“You wonder how some of these women survived so many years in the lab,” Swaby says. “Sometimes not receiving pay, working in secret, serving as technicians when they had enough experience and education to be lead investigators, not getting the recognition they deserved until decades later. These factors must have forced so many women to stop their research—if they did not have a stable family life, encouraging colleagues and friends or financial support.”

Connecting People with Science

Swaby connects with some of her other favorite scientists on a personal level. “Because I am a writer, I have a fondness for the Russian mathematician Sophia Kowalevski because she was such a reader and wrote all sorts of things.”

For example, the aforementioned Kowalevski did not contain her studies to the calculus wallpapers in her nursery. She entered a sham marriage in order to get to Europe to study, completed her graduate work and then had to abandon math for a several years until an influential friend could help her secure a teaching position. “It struck me as special how she combined all of her interests. Her interests helped strengthen the others,” Swaby says, adding that Kowalevski’s story is extraordinary.

“She also said something about mathematics that changed my entire attitude about the discipline. I never felt secure or invested in math and struggled with getting concepts to stick,” Swaby continues. “Kowalevski said that it was a mistake to confuse mathematics with arithmetic. Arithmetic to her was a pile of ‘dry and arid’ numbers to be multiplied and divided, while mathematics was a world of elegant possibilities that ‘demanded the utmost imagination.’ It was like poetry to her. It was something where I could immediately feel an emotional response. As I researched her life and work, I could see the creativity and the imagination – the ability to see problems in a different way. It’s something that benefited her in her career, and it changed the way I thought about my own studies.”

This led Swaby to wish that she had approached her studies from a more positive perspective when she was younger. It also led her to repackage her message as an abridged, young reader’s version of Headstrong, which will be released in September 2016. Called Trailblazers: 33 Women in Science Who Changed the World, it is adapted to a younger audience, eight to 12-year-olds. “These are not new profiles, but the same material, edited to suit younger readers,” Swaby comments.

“Initially I thought Headstrong would trickle down to young readers. Someone might read it and share it with their kids,” she explains. “After the book came out, many teachers thought it was awesome, but wanted something for younger kids. I’m glad it worked out. It’s an important time for young students to know about the contributions of women to science and mathematics. They need names to put with the discoveries.”

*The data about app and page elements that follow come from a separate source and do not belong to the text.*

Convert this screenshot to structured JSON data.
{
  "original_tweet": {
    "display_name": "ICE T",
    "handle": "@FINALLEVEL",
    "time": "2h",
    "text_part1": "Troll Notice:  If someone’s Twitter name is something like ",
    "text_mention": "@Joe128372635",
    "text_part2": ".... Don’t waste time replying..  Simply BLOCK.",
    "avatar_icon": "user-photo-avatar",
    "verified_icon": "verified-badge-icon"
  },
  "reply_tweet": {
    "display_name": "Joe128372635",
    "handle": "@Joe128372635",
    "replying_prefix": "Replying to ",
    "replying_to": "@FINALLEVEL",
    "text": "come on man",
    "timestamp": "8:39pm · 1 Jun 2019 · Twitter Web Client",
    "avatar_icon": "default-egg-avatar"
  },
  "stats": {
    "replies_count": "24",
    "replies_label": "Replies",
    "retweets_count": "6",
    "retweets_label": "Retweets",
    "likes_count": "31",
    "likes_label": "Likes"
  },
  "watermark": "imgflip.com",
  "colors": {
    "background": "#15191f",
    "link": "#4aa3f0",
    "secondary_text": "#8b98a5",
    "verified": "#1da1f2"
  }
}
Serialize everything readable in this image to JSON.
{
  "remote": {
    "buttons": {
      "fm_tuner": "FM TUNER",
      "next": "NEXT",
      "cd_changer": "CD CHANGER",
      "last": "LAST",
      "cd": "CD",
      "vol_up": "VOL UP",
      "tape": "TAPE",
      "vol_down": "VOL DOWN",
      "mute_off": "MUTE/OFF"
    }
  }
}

With two books published and on the shelf, Swaby finds that her research continues every time she offers a formal presentation. She is looking forward to listening at SLAS2017 as much as she is to speaking. "Last year I talked at a Stanford Conference for women in medicine. What I loved from that audience was how much they knew. It was wonderful to talk to the women who are making discoveries now in our time. That’s what I am looking forward to with this presentation," she says, adding that for every story she tells, she receives leads on other women in science.

"I am going to be standing before the people who are doing the same kind of work that I admired in my Headstrong profiles. It’s exciting to observe how research connects through history. When we learn about these discoveries and these women’s struggles, we gain a richer, fuller history of the world and beyond. It helps us in our everyday lives.” 

September 5, 2016